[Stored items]
######

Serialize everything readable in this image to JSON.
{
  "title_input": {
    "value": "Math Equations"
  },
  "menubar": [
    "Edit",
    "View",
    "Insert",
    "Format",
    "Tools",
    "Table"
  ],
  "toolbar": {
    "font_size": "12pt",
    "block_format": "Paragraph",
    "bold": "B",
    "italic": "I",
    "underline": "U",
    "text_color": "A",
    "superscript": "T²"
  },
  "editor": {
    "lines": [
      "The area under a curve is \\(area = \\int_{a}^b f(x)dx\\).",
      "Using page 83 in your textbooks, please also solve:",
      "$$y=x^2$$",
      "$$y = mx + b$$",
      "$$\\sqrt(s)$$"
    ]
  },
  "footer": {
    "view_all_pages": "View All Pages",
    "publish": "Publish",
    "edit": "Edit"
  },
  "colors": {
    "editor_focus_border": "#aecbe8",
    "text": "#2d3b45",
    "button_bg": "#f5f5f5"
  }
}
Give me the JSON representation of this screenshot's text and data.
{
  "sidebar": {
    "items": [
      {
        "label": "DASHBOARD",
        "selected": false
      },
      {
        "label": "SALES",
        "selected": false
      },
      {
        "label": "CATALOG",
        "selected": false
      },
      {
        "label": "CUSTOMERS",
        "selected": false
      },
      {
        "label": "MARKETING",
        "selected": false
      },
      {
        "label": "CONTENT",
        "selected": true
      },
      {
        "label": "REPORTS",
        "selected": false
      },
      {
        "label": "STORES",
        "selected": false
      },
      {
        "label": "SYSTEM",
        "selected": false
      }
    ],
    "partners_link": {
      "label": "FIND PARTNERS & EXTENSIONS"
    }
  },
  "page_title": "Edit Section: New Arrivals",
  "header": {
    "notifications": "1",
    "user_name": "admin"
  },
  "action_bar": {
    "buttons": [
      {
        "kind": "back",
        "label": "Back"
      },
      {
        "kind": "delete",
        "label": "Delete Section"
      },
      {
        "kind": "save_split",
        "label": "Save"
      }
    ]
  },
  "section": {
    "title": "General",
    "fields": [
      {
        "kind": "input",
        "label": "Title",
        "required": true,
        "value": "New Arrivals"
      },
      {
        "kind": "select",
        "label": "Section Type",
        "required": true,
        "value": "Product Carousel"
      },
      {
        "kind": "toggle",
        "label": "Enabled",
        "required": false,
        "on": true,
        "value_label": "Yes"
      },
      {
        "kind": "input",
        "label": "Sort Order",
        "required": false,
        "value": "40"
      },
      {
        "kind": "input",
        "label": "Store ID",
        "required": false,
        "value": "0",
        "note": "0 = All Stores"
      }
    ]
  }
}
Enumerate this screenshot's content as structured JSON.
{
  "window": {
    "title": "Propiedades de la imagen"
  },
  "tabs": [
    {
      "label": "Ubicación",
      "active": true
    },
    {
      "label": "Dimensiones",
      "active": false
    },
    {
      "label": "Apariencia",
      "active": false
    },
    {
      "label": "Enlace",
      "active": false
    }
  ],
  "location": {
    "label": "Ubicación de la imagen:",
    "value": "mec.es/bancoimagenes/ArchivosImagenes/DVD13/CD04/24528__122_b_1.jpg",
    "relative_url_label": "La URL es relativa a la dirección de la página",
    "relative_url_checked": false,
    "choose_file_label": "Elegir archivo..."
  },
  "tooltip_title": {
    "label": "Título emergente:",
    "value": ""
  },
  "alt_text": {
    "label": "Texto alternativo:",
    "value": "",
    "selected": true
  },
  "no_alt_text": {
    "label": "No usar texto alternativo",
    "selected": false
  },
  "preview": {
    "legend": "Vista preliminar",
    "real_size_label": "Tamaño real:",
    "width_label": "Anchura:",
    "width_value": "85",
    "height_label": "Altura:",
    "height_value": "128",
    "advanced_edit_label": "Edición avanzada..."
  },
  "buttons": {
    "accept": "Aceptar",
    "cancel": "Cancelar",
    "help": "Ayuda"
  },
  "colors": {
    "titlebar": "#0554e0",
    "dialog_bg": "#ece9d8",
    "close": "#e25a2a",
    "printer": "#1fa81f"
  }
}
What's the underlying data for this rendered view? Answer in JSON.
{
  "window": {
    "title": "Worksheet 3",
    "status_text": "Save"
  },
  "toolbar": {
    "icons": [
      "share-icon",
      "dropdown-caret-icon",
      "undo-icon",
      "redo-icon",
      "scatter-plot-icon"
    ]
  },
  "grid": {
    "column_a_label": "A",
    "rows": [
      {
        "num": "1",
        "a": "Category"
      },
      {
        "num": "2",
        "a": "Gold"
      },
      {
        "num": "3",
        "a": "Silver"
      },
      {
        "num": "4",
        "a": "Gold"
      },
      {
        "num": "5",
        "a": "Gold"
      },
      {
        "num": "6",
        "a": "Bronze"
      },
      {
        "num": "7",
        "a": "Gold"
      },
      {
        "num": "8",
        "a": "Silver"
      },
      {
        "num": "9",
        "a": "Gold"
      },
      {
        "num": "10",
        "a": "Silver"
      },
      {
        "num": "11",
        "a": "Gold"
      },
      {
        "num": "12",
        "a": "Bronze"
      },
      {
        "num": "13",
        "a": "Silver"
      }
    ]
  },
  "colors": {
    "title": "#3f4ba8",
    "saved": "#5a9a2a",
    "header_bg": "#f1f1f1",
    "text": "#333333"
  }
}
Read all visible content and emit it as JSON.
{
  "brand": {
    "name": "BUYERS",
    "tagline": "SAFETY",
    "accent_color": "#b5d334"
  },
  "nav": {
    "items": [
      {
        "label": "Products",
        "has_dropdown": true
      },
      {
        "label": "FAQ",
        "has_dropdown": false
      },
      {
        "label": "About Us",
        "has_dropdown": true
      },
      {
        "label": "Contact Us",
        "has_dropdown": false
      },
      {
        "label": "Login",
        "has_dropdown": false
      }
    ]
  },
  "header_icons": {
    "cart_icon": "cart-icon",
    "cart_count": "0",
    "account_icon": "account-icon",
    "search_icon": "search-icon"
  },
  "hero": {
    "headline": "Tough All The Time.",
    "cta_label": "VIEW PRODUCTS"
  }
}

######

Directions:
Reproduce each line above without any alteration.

Task response:
Serialize everything readable in this image to JSON.
{
  "title_input": {
    "value": "Math Equations"
  },
  "menubar": [
    "Edit",
    "View",
    "Insert",
    "Format",
    "Tools",
    "Table"
  ],
  "toolbar": {
    "font_size": "12pt",
    "block_format": "Paragraph",
    "bold": "B",
    "italic": "I",
    "underline": "U",
    "text_color": "A",
    "superscript": "T²"
  },
  "editor": {
    "lines": [
      "The area under a curve is \\(area = \\int_{a}^b f(x)dx\\).",
      "Using page 83 in your textbooks, please also solve:",
      "$$y=x^2$$",
      "$$y = mx + b$$",
      "$$\\sqrt(s)$$"
    ]
  },
  "footer": {
    "view_all_pages": "View All Pages",
    "publish": "Publish",
    "edit": "Edit"
  },
  "colors": {
    "editor_focus_border": "#aecbe8",
    "text": "#2d3b45",
    "button_bg": "#f5f5f5"
  }
}
Give me the JSON representation of this screenshot's text and data.
{
  "sidebar": {
    "items": [
      {
        "label": "DASHBOARD",
        "selected": false
      },
      {
        "label": "SALES",
        "selected": false
      },
      {
        "label": "CATALOG",
        "selected": false
      },
      {
        "label": "CUSTOMERS",
        "selected": false
      },
      {
        "label": "MARKETING",
        "selected": false
      },
      {
        "label": "CONTENT",
        "selected": true
      },
      {
        "label": "REPORTS",
        "selected": false
      },
      {
        "label": "STORES",
        "selected": false
      },
      {
        "label": "SYSTEM",
        "selected": false
      }
    ],
    "partners_link": {
      "label": "FIND PARTNERS & EXTENSIONS"
    }
  },
  "page_title": "Edit Section: New Arrivals",
  "header": {
    "notifications": "1",
    "user_name": "admin"
  },
  "action_bar": {
    "buttons": [
      {
        "kind": "back",
        "label": "Back"
      },
      {
        "kind": "delete",
        "label": "Delete Section"
      },
      {
        "kind": "save_split",
        "label": "Save"
      }
    ]
  },
  "section": {
    "title": "General",
    "fields": [
      {
        "kind": "input",
        "label": "Title",
        "required": true,
        "value": "New Arrivals"
      },
      {
        "kind": "select",
        "label": "Section Type",
        "required": true,
        "value": "Product Carousel"
      },
      {
        "kind": "toggle",
        "label": "Enabled",
        "required": false,
        "on": true,
        "value_label": "Yes"
      },
      {
        "kind": "input",
        "label": "Sort Order",
        "required": false,
        "value": "40"
      },
      {
        "kind": "input",
        "label": "Store ID",
        "required": false,
        "value": "0",
        "note": "0 = All Stores"
      }
    ]
  }
}
Enumerate this screenshot's content as structured JSON.
{
  "window": {
    "title": "Propiedades de la imagen"
  },
  "tabs": [
    {
      "label": "Ubicación",
      "active": true
    },
    {
      "label": "Dimensiones",
      "active": false
    },
    {
      "label": "Apariencia",
      "active": false
    },
    {
      "label": "Enlace",
      "active": false
    }
  ],
  "location": {
    "label": "Ubicación de la imagen:",
    "value": "mec.es/bancoimagenes/ArchivosImagenes/DVD13/CD04/24528__122_b_1.jpg",
    "relative_url_label": "La URL es relativa a la dirección de la página",
    "relative_url_checked": false,
    "choose_file_label": "Elegir archivo..."
  },
  "tooltip_title": {
    "label": "Título emergente:",
    "value": ""
  },
  "alt_text": {
    "label": "Texto alternativo:",
    "value": "",
    "selected": true
  },
  "no_alt_text": {
    "label": "No usar texto alternativo",
    "selected": false
  },
  "preview": {
    "legend": "Vista preliminar",
    "real_size_label": "Tamaño real:",
    "width_label": "Anchura:",
    "width_value": "85",
    "height_label": "Altura:",
    "height_value": "128",
    "advanced_edit_label": "Edición avanzada..."
  },
  "buttons": {
    "accept": "Aceptar",
    "cancel": "Cancelar",
    "help": "Ayuda"
  },
  "colors": {
    "titlebar": "#0554e0",
    "dialog_bg": "#ece9d8",
    "close": "#e25a2a",
    "printer": "#1fa81f"
  }
}
What's the underlying data for this rendered view? Answer in JSON.
{
  "window": {
    "title": "Worksheet 3",
    "status_text": "Save"
  },
  "toolbar": {
    "icons": [
      "share-icon",
      "dropdown-caret-icon",
      "undo-icon",
      "redo-icon",
      "scatter-plot-icon"
    ]
  },
  "grid": {
    "column_a_label": "A",
    "rows": [
      {
        "num": "1",
        "a": "Category"
      },
      {
        "num": "2",
        "a": "Gold"
      },
      {
        "num": "3",
        "a": "Silver"
      },
      {
        "num": "4",
        "a": "Gold"
      },
      {
        "num": "5",
        "a": "Gold"
      },
      {
        "num": "6",
        "a": "Bronze"
      },
      {
        "num": "7",
        "a": "Gold"
      },
      {
        "num": "8",
        "a": "Silver"
      },
      {
        "num": "9",
        "a": "Gold"
      },
      {
        "num": "10",
        "a": "Silver"
      },
      {
        "num": "11",
        "a": "Gold"
      },
      {
        "num": "12",
        "a": "Bronze"
      },
      {
        "num": "13",
        "a": "Silver"
      }
    ]
  },
  "colors": {
    "title": "#3f4ba8",
    "saved": "#5a9a2a",
    "header_bg": "#f1f1f1",
    "text": "#333333"
  }
}
Read all visible content and emit it as JSON.
{
  "brand": {
    "name": "BUYERS",
    "tagline": "SAFETY",
    "accent_color": "#b5d334"
  },
  "nav": {
    "items": [
      {
        "label": "Products",
        "has_dropdown": true
      },
      {
        "label": "FAQ",
        "has_dropdown": false
      },
      {
        "label": "About Us",
        "has_dropdown": true
      },
      {
        "label": "Contact Us",
        "has_dropdown": false
      },
      {
        "label": "Login",
        "has_dropdown": false
      }
    ]
  },
  "header_icons": {
    "cart_icon": "cart-icon",
    "cart_count": "0",
    "account_icon": "account-icon",
    "search_icon": "search-icon"
  },
  "hero": {
    "headline": "Tough All The Time.",
    "cta_label": "VIEW PRODUCTS"
  }
}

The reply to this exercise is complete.